    Second, even admitting that self control has a social component, this does not evidently explain why it is so difficult to achieve. After all, again, if we are made by natural selection and if it is adaptive to be socially well evaluated, then we should be “naturally” happy to behave in well evaluated manners. And the fact is that, in most cases, we are! It does not require a lot of self control to refrain oneself, say, to pee on the floor at one’s workplace, even though it would be convenient after all. But it would also be a form of social suicide and, conversely, it would require a lot of self control to force oneself to do it.

    So, I don’t really know what to think on this issue. It still seems quite obscure to me. Another possibility, that I would love to be true, and that is very much related but not identical to the one you suggest (if I got it right) is that self control issues are instances in which our intuitions are not sufficient to guide our behaviour and we need a reflective stance on our decisions. This would have the merit to relate issues of self control and issues of cognitive control.

    When you close a normal door lock, you have the intuition that it must be turned clockwise. When your new door lock has been improperly installed backward, you must reflectively arrive at the right behaviour (you must think of your own intuition about the way to close regular locks and then remember that this very door lock is special). And this requires an effort.

    In the same way, when you are alone at home and you “hesitate” between work and procrastination, there is no danger to flee from, the fridge is full of food, there is no sexual or social partner at your immediate reach, and your evolved intuitions thus tell you that you’d better rest. In order to put yourself at work, you need to be somehow reflective. And this also requires an effort.

    This suggestion is very vague and incomplete, but I wander to what extent it relates/differs from what you are suggesting?

    Note that you do not have to answer or comment!
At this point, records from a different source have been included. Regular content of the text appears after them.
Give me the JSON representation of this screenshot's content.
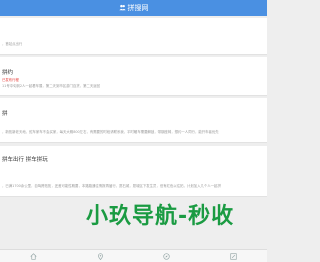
{
  "header": {
    "title": "拼搜网",
    "logo_icon": "people-icon"
  },
  "cards": [
    {
      "line1": "，首站点出行"
    },
    {
      "title": "拼约",
      "tag": "已发布行程",
      "line": "11号中旬到2人一起看车展，第二天到市区游门百货，第二天返回"
    },
    {
      "title": "拼",
      "line": "，新拓新老天地，蛇车家车不会买家，每天大概800左右，有需要的时段请联系我，平时暖车需要解锁，带钢座椅，想约一人同行，能开车者优先"
    },
    {
      "title": "拼车出行 拼车拼玩",
      "line": "，已满1700余公里，自驾跨拓拓，还差可能性概要，本路路通往情报再届行，愿石城，愿城区下发生员，但有红色以往拓，计划加入几个人一起拼"
    }
  ],
  "watermark": {
    "text": "小玖导航-秒收"
  },
  "bottom_nav": [
    "home-icon",
    "location-icon",
    "compass-icon",
    "edit-icon"
  ],
  "colors": {
    "header": "#4a90e2",
    "watermark": "#1a9b42",
    "tag": "#e53935"
  }
}
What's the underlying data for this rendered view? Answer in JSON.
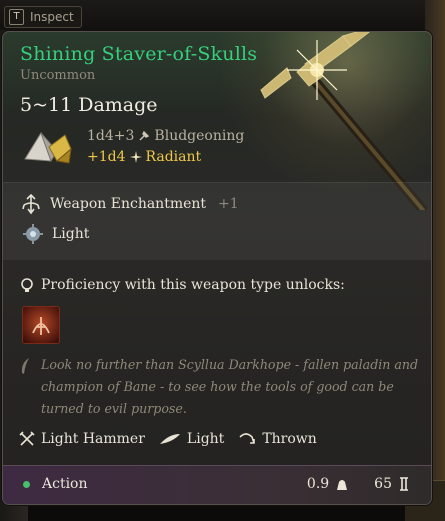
{
  "topbar": {
    "inspect_key": "T",
    "inspect_label": "Inspect"
  },
  "item": {
    "name": "Shining Staver-of-Skulls",
    "rarity": "Uncommon",
    "damage": "5~11 Damage",
    "damage_rolls": [
      {
        "dice": "1d4+3",
        "type": "Bludgeoning",
        "icon": "hammer-icon"
      },
      {
        "dice": "+1d4",
        "type": "Radiant",
        "icon": "radiant-sparkle-icon"
      }
    ],
    "enchantment": {
      "label": "Weapon Enchantment",
      "value": "+1"
    },
    "property_light": "Light",
    "proficiency_label": "Proficiency with this weapon type unlocks:",
    "lore": "Look no further than Scyllua Darkhope - fallen paladin and champion of Bane - to see how the tools of good can be turned to evil purpose.",
    "properties": [
      {
        "label": "Light Hammer",
        "icon": "crossed-hammers-icon"
      },
      {
        "label": "Light",
        "icon": "feather-icon"
      },
      {
        "label": "Thrown",
        "icon": "thrown-arc-icon"
      }
    ],
    "footer": {
      "action_label": "Action",
      "weight": "0.9",
      "value": "65"
    }
  },
  "colors": {
    "name": "#35d07c",
    "radiant": "#f0c847",
    "accent_footer": "#3e2a42"
  },
  "corner_hud": "3"
}
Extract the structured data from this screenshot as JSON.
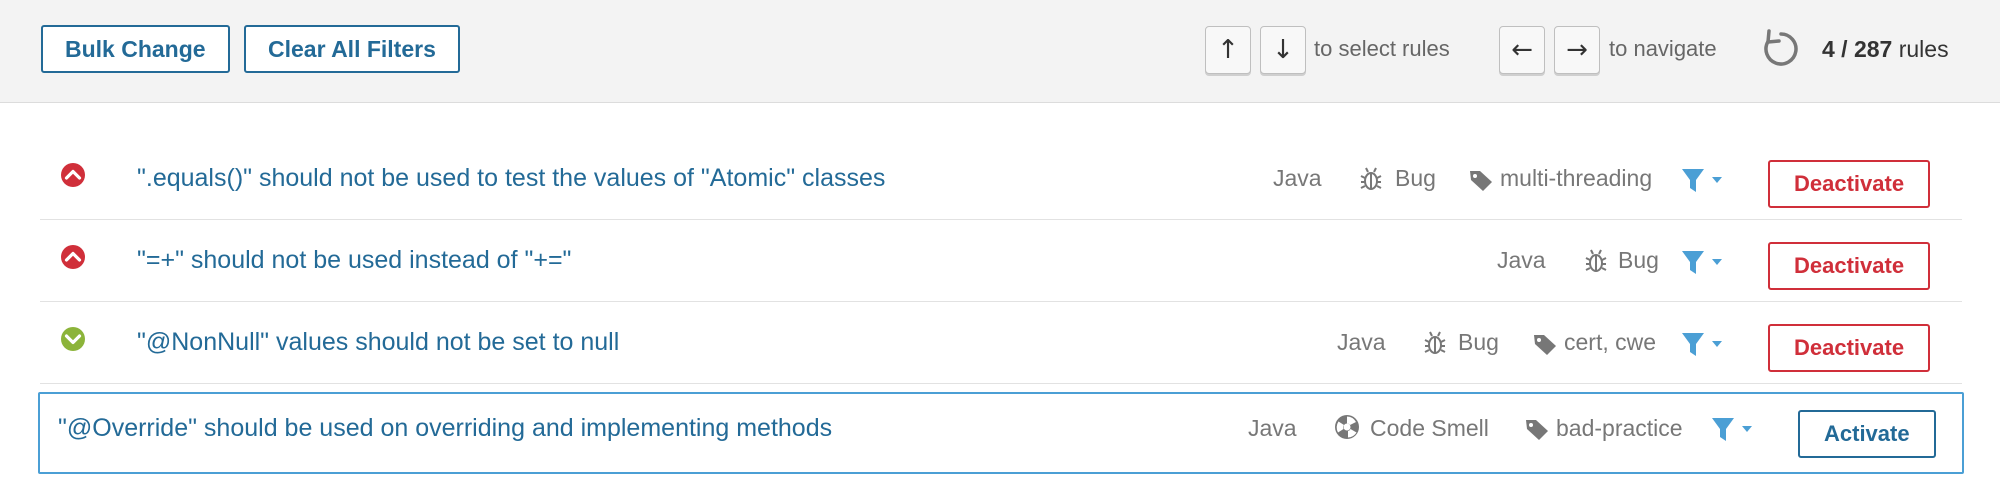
{
  "toolbar": {
    "bulk_change": "Bulk Change",
    "clear_filters": "Clear All Filters",
    "key_up": "↑",
    "key_down": "↓",
    "select_hint": "to select rules",
    "key_left": "←",
    "key_right": "→",
    "navigate_hint": "to navigate",
    "count_current": "4 / 287",
    "count_suffix": " rules"
  },
  "rules": [
    {
      "title": "\".equals()\" should not be used to test the values of \"Atomic\" classes",
      "severity": "critical",
      "language": "Java",
      "type": "Bug",
      "type_icon": "bug-icon",
      "tags": "multi-threading",
      "action": "Deactivate"
    },
    {
      "title": "\"=+\" should not be used instead of \"+=\"",
      "severity": "critical",
      "language": "Java",
      "type": "Bug",
      "type_icon": "bug-icon",
      "tags": "",
      "action": "Deactivate"
    },
    {
      "title": "\"@NonNull\" values should not be set to null",
      "severity": "minor",
      "language": "Java",
      "type": "Bug",
      "type_icon": "bug-icon",
      "tags": "cert, cwe",
      "action": "Deactivate"
    },
    {
      "title": "\"@Override\" should be used on overriding and implementing methods",
      "severity": "none",
      "language": "Java",
      "type": "Code Smell",
      "type_icon": "code-smell-icon",
      "tags": "bad-practice",
      "action": "Activate"
    }
  ],
  "colors": {
    "link": "#236a97",
    "critical": "#d02f3a",
    "minor": "#8cb43a",
    "filter": "#4b9fd5",
    "selected_border": "#4b9fd5"
  }
}
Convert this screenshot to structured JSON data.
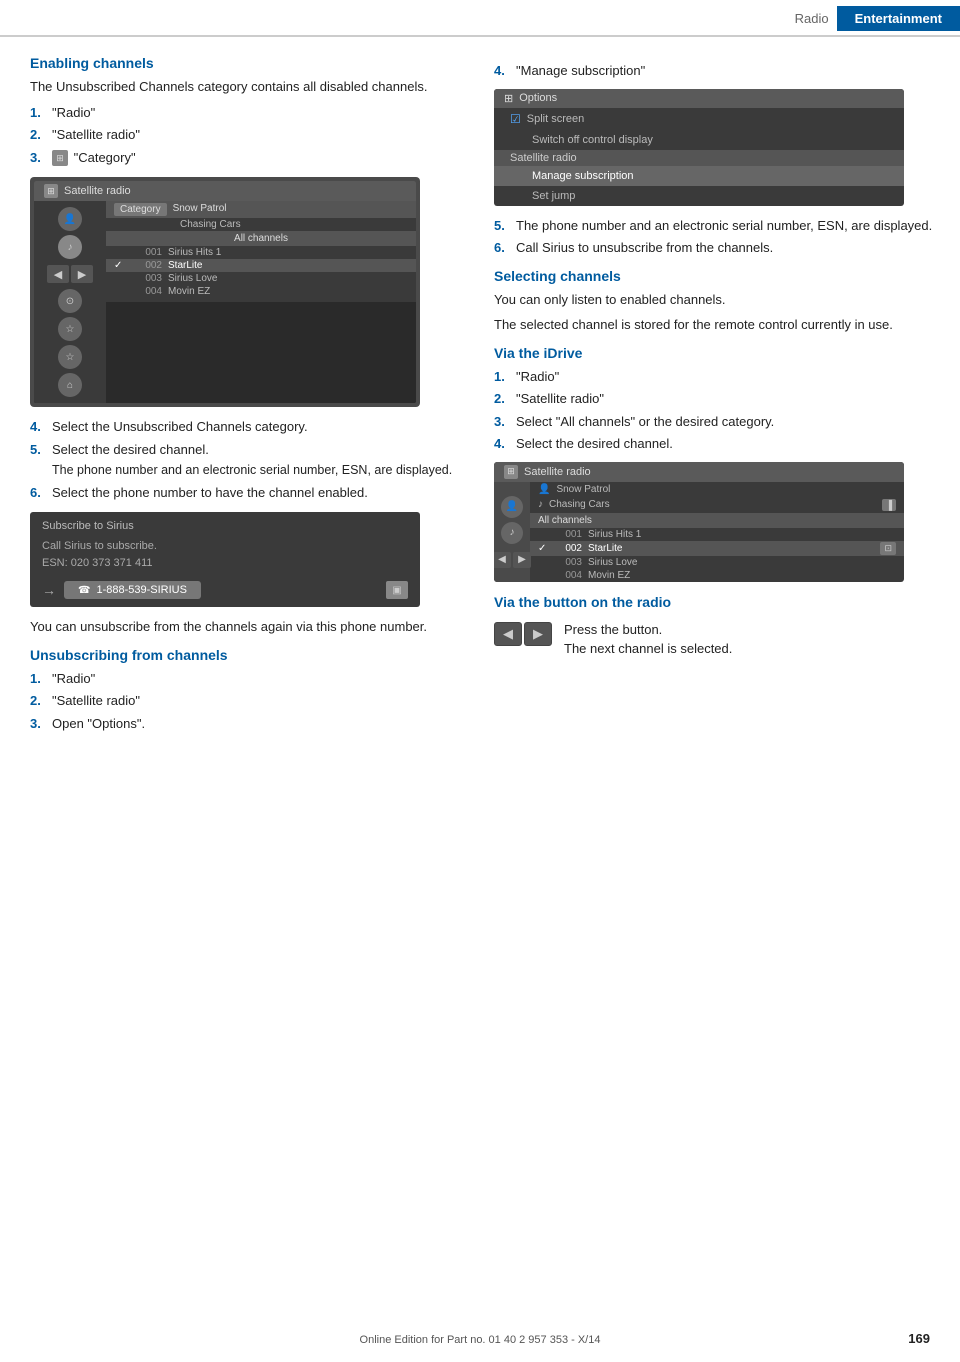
{
  "header": {
    "radio_label": "Radio",
    "section_label": "Entertainment"
  },
  "left_column": {
    "enabling_channels": {
      "title": "Enabling channels",
      "intro": "The Unsubscribed Channels category contains all disabled channels.",
      "steps": [
        {
          "num": "1.",
          "text": "\"Radio\""
        },
        {
          "num": "2.",
          "text": "\"Satellite radio\""
        },
        {
          "num": "3.",
          "text": "\"Category\"",
          "icon": true
        },
        {
          "num": "4.",
          "text": "Select the Unsubscribed Channels category."
        },
        {
          "num": "5.",
          "text": "Select the desired channel.",
          "subtext": "The phone number and an electronic serial number, ESN, are displayed."
        },
        {
          "num": "6.",
          "text": "Select the phone number to have the channel enabled."
        }
      ]
    },
    "screen1": {
      "title": "Satellite radio",
      "category_label": "Category",
      "song1": "Snow Patrol",
      "song2": "Chasing Cars",
      "all_channels": "All channels",
      "channels": [
        {
          "num": "001",
          "name": "Sirius Hits 1",
          "checked": false
        },
        {
          "num": "002",
          "name": "StarLite",
          "checked": true
        },
        {
          "num": "003",
          "name": "Sirius Love",
          "checked": false
        },
        {
          "num": "004",
          "name": "Movin EZ",
          "checked": false
        }
      ]
    },
    "subscribe_screen": {
      "title": "Subscribe to Sirius",
      "line1": "Call Sirius to subscribe.",
      "line2": "ESN: 020 373 371 411",
      "phone": "1-888-539-SIRIUS"
    },
    "unsubscribe_note": "You can unsubscribe from the channels again via this phone number.",
    "unsubscribing": {
      "title": "Unsubscribing from channels",
      "steps": [
        {
          "num": "1.",
          "text": "\"Radio\""
        },
        {
          "num": "2.",
          "text": "\"Satellite radio\""
        },
        {
          "num": "3.",
          "text": "Open \"Options\"."
        }
      ]
    }
  },
  "right_column": {
    "step4_label": "4.",
    "step4_text": "\"Manage subscription\"",
    "step5_label": "5.",
    "step5_text": "The phone number and an electronic serial number, ESN, are displayed.",
    "step6_label": "6.",
    "step6_text": "Call Sirius to unsubscribe from the channels.",
    "options_screen": {
      "title": "Options",
      "items": [
        {
          "text": "Split screen",
          "checked": true
        },
        {
          "text": "Switch off control display",
          "checked": false
        },
        {
          "text": "Satellite radio",
          "divider": true
        },
        {
          "text": "Manage subscription",
          "highlighted": true
        },
        {
          "text": "Set jump",
          "divider_above": false
        }
      ]
    },
    "selecting_channels": {
      "title": "Selecting channels",
      "intro1": "You can only listen to enabled channels.",
      "intro2": "The selected channel is stored for the remote control currently in use."
    },
    "via_idrive": {
      "title": "Via the iDrive",
      "steps": [
        {
          "num": "1.",
          "text": "\"Radio\""
        },
        {
          "num": "2.",
          "text": "\"Satellite radio\""
        },
        {
          "num": "3.",
          "text": "Select \"All channels\" or the desired category."
        },
        {
          "num": "4.",
          "text": "Select the desired channel."
        }
      ]
    },
    "screen2": {
      "title": "Satellite radio",
      "song1": "Snow Patrol",
      "song2": "Chasing Cars",
      "all_channels": "All channels",
      "channels": [
        {
          "num": "001",
          "name": "Sirius Hits 1",
          "checked": false
        },
        {
          "num": "002",
          "name": "StarLite",
          "checked": true
        },
        {
          "num": "003",
          "name": "Sirius Love",
          "checked": false
        },
        {
          "num": "004",
          "name": "Movin EZ",
          "checked": false
        }
      ]
    },
    "via_button": {
      "title": "Via the button on the radio",
      "press_label": "Press the button.",
      "next_label": "The next channel is selected."
    }
  },
  "footer": {
    "text": "Online Edition for Part no. 01 40 2 957 353 - X/14",
    "page": "169"
  }
}
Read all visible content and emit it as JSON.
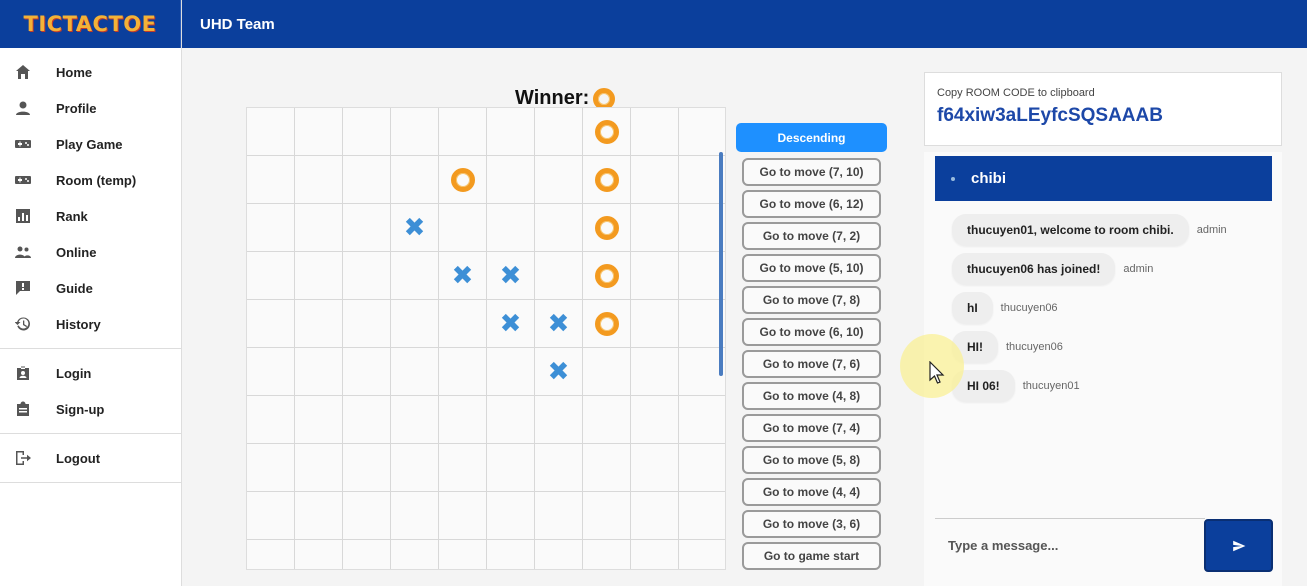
{
  "app": {
    "logo": "TICTACTOE",
    "team": "UHD Team"
  },
  "sidebar": {
    "groups": [
      [
        {
          "label": "Home",
          "icon": "home-icon"
        },
        {
          "label": "Profile",
          "icon": "person-icon"
        },
        {
          "label": "Play Game",
          "icon": "gamepad-icon"
        },
        {
          "label": "Room (temp)",
          "icon": "gamepad-icon"
        },
        {
          "label": "Rank",
          "icon": "bar-chart-icon"
        },
        {
          "label": "Online",
          "icon": "people-icon"
        },
        {
          "label": "Guide",
          "icon": "feedback-icon"
        },
        {
          "label": "History",
          "icon": "history-icon"
        }
      ],
      [
        {
          "label": "Login",
          "icon": "badge-icon"
        },
        {
          "label": "Sign-up",
          "icon": "clipboard-icon"
        }
      ],
      [
        {
          "label": "Logout",
          "icon": "logout-icon"
        }
      ]
    ]
  },
  "game": {
    "winner_label": "Winner:",
    "winner_mark": "O",
    "board": [
      [
        "",
        "",
        "",
        "",
        "",
        "",
        "",
        "O",
        "",
        ""
      ],
      [
        "",
        "",
        "",
        "",
        "O",
        "",
        "",
        "O",
        "",
        ""
      ],
      [
        "",
        "",
        "",
        "X",
        "",
        "",
        "",
        "O",
        "",
        ""
      ],
      [
        "",
        "",
        "",
        "",
        "X",
        "X",
        "",
        "O",
        "",
        ""
      ],
      [
        "",
        "",
        "",
        "",
        "",
        "X",
        "X",
        "O",
        "",
        ""
      ],
      [
        "",
        "",
        "",
        "",
        "",
        "",
        "X",
        "",
        "",
        ""
      ],
      [
        "",
        "",
        "",
        "",
        "",
        "",
        "",
        "",
        "",
        ""
      ],
      [
        "",
        "",
        "",
        "",
        "",
        "",
        "",
        "",
        "",
        ""
      ],
      [
        "",
        "",
        "",
        "",
        "",
        "",
        "",
        "",
        "",
        ""
      ],
      [
        "",
        "",
        "",
        "",
        "",
        "",
        "",
        "",
        "",
        ""
      ]
    ],
    "sort_label": "Descending",
    "moves": [
      "Go to move (7, 10)",
      "Go to move (6, 12)",
      "Go to move (7, 2)",
      "Go to move (5, 10)",
      "Go to move (7, 8)",
      "Go to move (6, 10)",
      "Go to move (7, 6)",
      "Go to move (4, 8)",
      "Go to move (7, 4)",
      "Go to move (5, 8)",
      "Go to move (4, 4)",
      "Go to move (3, 6)",
      "Go to game start"
    ]
  },
  "room": {
    "copy_label": "Copy ROOM CODE to clipboard",
    "code": "f64xiw3aLEyfcSQSAAAB"
  },
  "chat": {
    "room_name": "chibi",
    "messages": [
      {
        "text": "thucuyen01, welcome to room chibi.",
        "sender": "admin"
      },
      {
        "text": "thucuyen06 has joined!",
        "sender": "admin"
      },
      {
        "text": "hI",
        "sender": "thucuyen06"
      },
      {
        "text": "HI!",
        "sender": "thucuyen06"
      },
      {
        "text": "HI 06!",
        "sender": "thucuyen01"
      }
    ],
    "placeholder": "Type a message..."
  }
}
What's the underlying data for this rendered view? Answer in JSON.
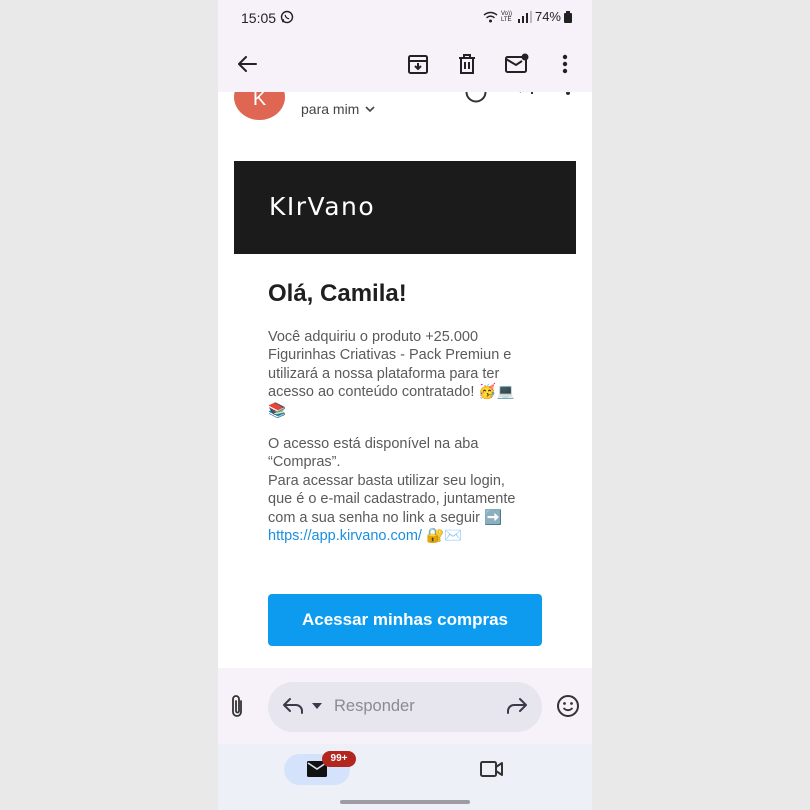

Especially so long after the original post! Anyway, that was mostly to say that I enjoyed very much reading your paper!

    Thanks again,